The chapter begins with footage of ducklings, kittens, piglets, and geese.[14] A child then wakes his father for work ironically with no work to do, they laugh and frolic. The factory is shown vacant and still with birds moving in. The children act out what their fathers had done, wheelbarrowing a goat in a mob. The owner is frustrated by orders arriving and the frozen plant. Demands are formulated: an 8-hour work day,[15] fair treatment by the administration,[16] 30% wage increases,[17] and a 6-hour day for minors.[18] The shareholders get involved with the director and read the demands. They discuss dismissively while smoking cigars and having drinks. Presumably on the orders of the shareholders, the police raid the workers,[19] and they sit down to protest. At their meeting the shareholders use the demand letter as a rag to clean up a spill,[20] and a lemon squeezer metaphorically[21] represents the pressure the stockholders intend to apply to the strikers.

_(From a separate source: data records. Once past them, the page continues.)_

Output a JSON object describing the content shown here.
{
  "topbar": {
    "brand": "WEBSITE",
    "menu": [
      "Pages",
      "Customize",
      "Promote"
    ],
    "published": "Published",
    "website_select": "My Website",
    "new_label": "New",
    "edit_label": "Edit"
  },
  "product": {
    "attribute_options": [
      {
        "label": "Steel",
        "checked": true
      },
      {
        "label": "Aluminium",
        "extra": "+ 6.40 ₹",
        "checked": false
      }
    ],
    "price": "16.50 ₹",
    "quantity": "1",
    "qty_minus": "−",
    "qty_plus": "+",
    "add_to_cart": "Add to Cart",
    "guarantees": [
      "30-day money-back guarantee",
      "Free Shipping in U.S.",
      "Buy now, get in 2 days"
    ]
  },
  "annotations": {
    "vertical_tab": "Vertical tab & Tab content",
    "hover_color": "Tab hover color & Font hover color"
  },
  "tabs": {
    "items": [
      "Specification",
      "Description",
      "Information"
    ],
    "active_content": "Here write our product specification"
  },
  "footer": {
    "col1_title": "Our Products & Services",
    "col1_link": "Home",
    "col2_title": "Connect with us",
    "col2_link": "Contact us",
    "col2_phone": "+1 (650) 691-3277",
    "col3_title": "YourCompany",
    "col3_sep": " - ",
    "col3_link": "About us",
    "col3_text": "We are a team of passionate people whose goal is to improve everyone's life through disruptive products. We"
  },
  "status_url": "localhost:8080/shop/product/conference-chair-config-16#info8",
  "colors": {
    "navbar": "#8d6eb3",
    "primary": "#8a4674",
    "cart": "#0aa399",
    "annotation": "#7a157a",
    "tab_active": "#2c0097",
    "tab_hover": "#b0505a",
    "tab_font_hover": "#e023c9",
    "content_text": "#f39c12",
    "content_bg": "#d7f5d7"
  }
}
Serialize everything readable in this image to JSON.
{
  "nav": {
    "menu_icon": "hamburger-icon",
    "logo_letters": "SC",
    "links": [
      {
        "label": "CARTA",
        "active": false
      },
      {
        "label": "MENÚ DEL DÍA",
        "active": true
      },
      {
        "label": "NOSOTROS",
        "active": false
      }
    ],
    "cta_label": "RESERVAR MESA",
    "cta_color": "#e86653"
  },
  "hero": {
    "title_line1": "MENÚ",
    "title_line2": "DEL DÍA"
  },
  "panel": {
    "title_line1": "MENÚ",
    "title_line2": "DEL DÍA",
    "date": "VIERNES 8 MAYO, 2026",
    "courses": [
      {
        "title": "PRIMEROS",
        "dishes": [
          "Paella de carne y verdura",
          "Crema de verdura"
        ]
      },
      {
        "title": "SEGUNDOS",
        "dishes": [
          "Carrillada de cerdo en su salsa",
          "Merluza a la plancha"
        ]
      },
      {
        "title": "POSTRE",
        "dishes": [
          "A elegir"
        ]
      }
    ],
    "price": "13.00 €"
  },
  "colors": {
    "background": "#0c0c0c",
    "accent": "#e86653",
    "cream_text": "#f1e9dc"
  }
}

Стачка затягивается / The strike draws out
Cover of the DVD

Scenes are shown of a line forming at a store which is closed, and a baby needing food.[22] A fight occurs at a home between a man and a woman, subsequently she leaves. Another man rummages through his home for goods to sell at a flea market, upsetting his family.[23] A posted letter publicly shows the administrators rejection of the demands. Using a hidden camera in a pocket watch, a spy named "Owl" photographs someone stealing the letter.[24] The pictures are transferred to another spy. The man is beaten, captured, and beaten again.[25]

Провокация на разгром / Provocation and debacle

The scene opens with dead cats dangling from a structure.[26] A character is introduced, "King" whose throne is made of a derelict automobile amidst rubbish, and who leads a community that lives in enormous barrels buried with only their top openings above ground.[27] After a deal with a tsarist police agent, "King" hires a few provocateurs from among his community to set fire, raze, and loot a liquor store.[28] A crowd gathers at the fire and the alarm is sounded. The crowd leaves to avoid being provoked but are set upon by the firemen with their hoses regardless.[29]

Ликвидация / Extermination

The governor sends in the military. A child walks under the soldiers' horses and his mother goes under to get him and is struck.[30] Rioting commences, and the crowd is chased off through a series of gates and barriers heading to the forge, then their apartments. The crowd is chased and whipped on the balconies. A policeman murders a small child.[31] The workers are driven into a field by the army and shot en masse.[32] This is shown with alternating footage of the slaughtering of a cow.


  • Maksim Shtraukh — Police spy
  • Grigori Aleksandrov — Factory foreman
  • Mikhail Gomorov — Worker
  • I. Ivanov — Chief of police
  • Ivan Klyukvin — Revolutionary
  • Aleksandr Antonov — Member of strike committee
  • Yudif Glizer — Queen of thieves
  • Anatoli Kuznetsov
  • Vera Yanukova
  • Vladimir Uralsky (as V. Uralsky)
  • M. Mamin



  • Bordwell, David (1993), The Cinema of Eisenstein, Cambridge, MA: Harvard University Press, ISBN 978-0-674-13138-5.
  • Eisenstein, Sergei (2000), Strike [DVD], Chatsworth, CA: Image Entertainment, OCLC 44966872 originally Goskino, 1925.
  • Leyda, Jay (1960), Kino: A History Of The Russian And Soviet Film, New York: Macmillan, hdl:2027/mdp.39015003853564, OCLC 1683826.
  • Leyda, Jay; Voynow, Zina (1982), Eisenstein At Work, New York: Pantheon, ISBN 978-0-394-74812-2.

External links[edit]